Despite the differences between our founders – and the odds against them – in this new country the king was no longer the seat of power. It was now the humble town hall.
From the Tallahassee Democrat:
When it comes to getting things done in a country, there were actually some advantages to having a king.
If a kingdom had a problem, a good king could send for the most brilliant scholars in the land, commission them to scribble mathematical formulas into the wee hours, apply his royal intellect and issue an edict. Of course, there were the bad kings and the heads that rolled… which, more or less, gets us to where the American story begins.

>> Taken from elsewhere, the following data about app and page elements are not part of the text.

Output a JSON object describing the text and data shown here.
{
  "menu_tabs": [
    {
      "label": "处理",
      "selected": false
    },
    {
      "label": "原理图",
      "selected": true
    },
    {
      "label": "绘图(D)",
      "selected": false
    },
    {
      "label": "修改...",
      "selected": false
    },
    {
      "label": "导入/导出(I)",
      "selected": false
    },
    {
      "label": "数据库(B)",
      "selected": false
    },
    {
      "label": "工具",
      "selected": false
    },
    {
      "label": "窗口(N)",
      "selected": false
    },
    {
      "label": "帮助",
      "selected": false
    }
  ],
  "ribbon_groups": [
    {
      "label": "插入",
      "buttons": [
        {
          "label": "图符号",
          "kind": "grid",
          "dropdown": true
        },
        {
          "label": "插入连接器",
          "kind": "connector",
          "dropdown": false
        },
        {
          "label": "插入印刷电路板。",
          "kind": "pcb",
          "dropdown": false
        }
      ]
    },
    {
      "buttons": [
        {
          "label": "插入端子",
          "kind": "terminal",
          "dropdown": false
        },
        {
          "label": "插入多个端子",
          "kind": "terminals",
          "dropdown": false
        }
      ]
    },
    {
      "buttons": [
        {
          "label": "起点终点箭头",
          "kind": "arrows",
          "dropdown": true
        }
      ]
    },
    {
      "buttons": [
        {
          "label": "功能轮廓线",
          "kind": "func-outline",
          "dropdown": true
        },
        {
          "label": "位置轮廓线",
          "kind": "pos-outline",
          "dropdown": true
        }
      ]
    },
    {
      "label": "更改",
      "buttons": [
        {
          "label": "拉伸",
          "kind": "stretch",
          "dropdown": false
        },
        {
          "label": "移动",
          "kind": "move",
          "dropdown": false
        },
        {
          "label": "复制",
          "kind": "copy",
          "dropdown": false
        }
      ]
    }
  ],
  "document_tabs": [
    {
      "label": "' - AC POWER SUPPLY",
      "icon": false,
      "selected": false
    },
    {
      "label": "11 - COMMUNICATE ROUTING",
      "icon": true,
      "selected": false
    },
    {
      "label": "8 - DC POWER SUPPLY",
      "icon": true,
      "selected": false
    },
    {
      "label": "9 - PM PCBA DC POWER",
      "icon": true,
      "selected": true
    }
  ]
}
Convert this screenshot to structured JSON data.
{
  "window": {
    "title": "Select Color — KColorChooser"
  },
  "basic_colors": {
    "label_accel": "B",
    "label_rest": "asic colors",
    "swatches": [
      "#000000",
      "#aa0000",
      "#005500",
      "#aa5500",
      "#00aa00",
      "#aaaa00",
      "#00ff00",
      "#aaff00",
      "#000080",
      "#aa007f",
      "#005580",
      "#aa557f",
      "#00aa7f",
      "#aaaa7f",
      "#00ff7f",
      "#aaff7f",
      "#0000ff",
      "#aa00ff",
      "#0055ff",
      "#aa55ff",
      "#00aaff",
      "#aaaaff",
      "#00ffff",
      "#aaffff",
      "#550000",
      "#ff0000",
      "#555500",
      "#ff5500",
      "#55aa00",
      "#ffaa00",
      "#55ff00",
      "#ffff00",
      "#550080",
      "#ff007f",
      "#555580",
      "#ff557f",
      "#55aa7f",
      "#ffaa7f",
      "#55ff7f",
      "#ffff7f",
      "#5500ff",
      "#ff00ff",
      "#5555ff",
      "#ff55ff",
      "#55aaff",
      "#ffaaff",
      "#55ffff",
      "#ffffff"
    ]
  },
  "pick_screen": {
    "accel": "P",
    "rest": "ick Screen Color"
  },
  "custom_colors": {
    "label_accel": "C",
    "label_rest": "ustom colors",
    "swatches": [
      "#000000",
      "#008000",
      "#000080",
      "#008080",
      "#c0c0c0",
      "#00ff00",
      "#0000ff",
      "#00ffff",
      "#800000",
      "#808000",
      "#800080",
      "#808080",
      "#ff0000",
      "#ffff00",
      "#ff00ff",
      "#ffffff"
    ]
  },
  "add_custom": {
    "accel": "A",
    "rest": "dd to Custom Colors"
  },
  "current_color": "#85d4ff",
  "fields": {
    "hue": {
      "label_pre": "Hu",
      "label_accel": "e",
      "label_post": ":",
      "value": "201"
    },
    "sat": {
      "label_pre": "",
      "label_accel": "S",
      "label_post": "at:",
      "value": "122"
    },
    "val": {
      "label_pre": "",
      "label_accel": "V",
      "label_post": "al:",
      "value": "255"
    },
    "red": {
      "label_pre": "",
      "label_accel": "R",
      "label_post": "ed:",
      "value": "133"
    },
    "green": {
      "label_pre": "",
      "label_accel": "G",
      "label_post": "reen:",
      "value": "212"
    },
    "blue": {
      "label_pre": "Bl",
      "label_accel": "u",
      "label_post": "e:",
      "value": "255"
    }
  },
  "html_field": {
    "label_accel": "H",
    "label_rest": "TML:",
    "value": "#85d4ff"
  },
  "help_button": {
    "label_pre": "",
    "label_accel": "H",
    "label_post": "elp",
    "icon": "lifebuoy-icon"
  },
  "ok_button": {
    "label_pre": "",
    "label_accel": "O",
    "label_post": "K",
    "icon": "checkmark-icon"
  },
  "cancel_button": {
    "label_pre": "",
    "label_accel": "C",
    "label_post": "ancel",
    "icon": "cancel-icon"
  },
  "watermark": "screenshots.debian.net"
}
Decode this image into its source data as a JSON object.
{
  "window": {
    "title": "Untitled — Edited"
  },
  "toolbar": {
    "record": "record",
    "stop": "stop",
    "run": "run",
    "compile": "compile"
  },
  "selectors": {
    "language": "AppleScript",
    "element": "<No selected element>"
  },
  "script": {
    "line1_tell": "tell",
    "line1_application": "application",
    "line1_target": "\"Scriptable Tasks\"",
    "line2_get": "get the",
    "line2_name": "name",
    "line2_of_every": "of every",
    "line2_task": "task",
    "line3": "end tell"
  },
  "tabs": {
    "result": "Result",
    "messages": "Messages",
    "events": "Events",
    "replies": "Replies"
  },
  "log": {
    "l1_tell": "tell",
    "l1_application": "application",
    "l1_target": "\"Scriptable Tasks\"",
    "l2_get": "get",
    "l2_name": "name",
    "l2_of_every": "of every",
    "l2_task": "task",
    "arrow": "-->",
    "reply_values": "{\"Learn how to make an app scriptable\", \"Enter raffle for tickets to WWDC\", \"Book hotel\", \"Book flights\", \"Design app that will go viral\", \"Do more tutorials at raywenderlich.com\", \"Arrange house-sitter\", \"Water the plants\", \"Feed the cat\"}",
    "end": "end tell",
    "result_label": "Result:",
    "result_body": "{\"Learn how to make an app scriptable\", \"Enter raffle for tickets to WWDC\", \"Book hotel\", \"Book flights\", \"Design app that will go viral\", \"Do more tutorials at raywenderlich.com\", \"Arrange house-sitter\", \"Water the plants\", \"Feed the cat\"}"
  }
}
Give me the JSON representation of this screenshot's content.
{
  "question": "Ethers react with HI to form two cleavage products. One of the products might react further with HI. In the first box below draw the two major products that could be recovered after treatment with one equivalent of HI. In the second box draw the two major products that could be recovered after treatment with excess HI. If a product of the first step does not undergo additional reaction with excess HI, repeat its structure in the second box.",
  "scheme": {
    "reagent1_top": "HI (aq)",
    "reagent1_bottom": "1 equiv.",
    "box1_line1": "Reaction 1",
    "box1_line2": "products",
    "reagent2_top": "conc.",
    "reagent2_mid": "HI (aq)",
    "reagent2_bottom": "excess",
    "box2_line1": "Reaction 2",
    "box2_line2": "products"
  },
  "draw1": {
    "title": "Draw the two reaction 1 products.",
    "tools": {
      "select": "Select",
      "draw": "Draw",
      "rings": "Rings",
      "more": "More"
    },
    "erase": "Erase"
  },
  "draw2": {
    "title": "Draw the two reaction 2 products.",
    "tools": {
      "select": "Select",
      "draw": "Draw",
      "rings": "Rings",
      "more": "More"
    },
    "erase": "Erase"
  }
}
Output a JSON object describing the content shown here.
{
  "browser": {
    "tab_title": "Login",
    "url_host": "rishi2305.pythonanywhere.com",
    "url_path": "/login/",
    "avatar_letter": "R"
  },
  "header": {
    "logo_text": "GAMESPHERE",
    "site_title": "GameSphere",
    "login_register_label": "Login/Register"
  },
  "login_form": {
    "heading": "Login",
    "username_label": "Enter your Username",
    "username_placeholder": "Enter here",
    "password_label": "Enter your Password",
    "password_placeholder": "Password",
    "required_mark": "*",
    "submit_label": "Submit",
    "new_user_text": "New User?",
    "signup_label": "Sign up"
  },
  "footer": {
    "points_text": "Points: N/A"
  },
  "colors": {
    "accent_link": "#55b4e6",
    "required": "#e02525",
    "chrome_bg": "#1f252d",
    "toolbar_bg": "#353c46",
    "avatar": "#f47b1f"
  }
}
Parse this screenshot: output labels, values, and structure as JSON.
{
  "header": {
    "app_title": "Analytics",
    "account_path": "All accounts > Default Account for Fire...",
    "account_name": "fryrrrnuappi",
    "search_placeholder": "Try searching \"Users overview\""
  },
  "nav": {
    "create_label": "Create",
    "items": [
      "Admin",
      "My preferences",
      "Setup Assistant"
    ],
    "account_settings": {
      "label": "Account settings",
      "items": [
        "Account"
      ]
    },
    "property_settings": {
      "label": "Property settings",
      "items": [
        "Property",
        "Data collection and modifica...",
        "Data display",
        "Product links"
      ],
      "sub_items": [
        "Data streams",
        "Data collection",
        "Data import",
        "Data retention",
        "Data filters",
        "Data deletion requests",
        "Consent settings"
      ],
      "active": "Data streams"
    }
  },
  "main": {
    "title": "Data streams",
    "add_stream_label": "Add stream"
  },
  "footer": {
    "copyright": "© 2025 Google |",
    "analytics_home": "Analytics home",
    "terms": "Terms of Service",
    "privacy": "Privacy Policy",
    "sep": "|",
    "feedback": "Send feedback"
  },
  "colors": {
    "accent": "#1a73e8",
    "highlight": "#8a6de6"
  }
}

As they went about the business of building a country without a king, our founding fathers had more than a little trouble agreeing with each other. Democracy turns out to be a pretty sloppy business. But no matter how unpleasant they found it, the framers never had the luxury to avoid the difficult conversations.
There was every reason to think they would fail – the notion that a diverse people could self-govern was a nearly insane idea at the time. Still, the founders did more that believe we could muddle our way through our diversity; they bet our future that diversity of opinion could become a strength for their new country.
They designed our form of government around that bet.
In America, political foes become partners in ensuring “deliberation and circumspection” as they engage in order to govern. This clashing of opinion creates a competition of ideas that deepens thinking, sharpens solutions & moderates extremes. James Madison saw the Bill of Rights as a “mere parchment barrier” compared to the power of this factionalism to check the power of the majority and insure freedom for the minority.
So, despite the differences between our founders – and the odds against them – in this new country the king was no longer the seat of power. It was now the humble town hall. This was the unlikely place where our first citizens went about the business of building a country “of the people, by the people, for the people.”
Almost 250 years later, that’s exactly what you’ll find Thursday night, when the Village Square, the Tallahassee Democrat and Leadership Tallahassee join forces to host the fourth annual Tallahassee Town Hall. It’s free and open to the public (go to tallahassee.tothevillagesquare.org to print your ticket). You’re invited to bring take-out and a drink, roll up your sleeves and dive into our local conversation of democracy.
Facilitated by the publisher of the Tallahassee Democrat, Skip Foster, the program is at St. John’s Episcopal Church downtown.
Joining the panel are Leon County Commissioners Mary Ann Lindley, Nick Maddox and Kristin Dozier; and from the City of Tallahassee, Mayor Andrew Gillum and Commissioner Curtis Richardson.
The program will be live-streamed at Tallahassee.com and you can even tweet your questions from home – in your slippers if you like (a cool freedom George Washington might not have imagined).
Sure, navigating hometown democracy probably isn’t your first choice on how to spend an evening. But if you come by St. John’s Thursday night, we hope you’ll take a moment to consider that you’ll be at the very heart of what makes us America.
A kind and intelligent ruler might not do a bad job deciding how things should run in our hometown, but there is no king; there will be no writ from on high. It’s up to people like us in this place we call home to care about the city we share.
Liz Joyner is Co-founder and Executive Director of the Village Square, dedicated to reviving civil discourse across the partisan divide. Created in Tallahassee in 2006, the Village Square now has five locations nationally. Contact Liz at firstname.lastname@example.org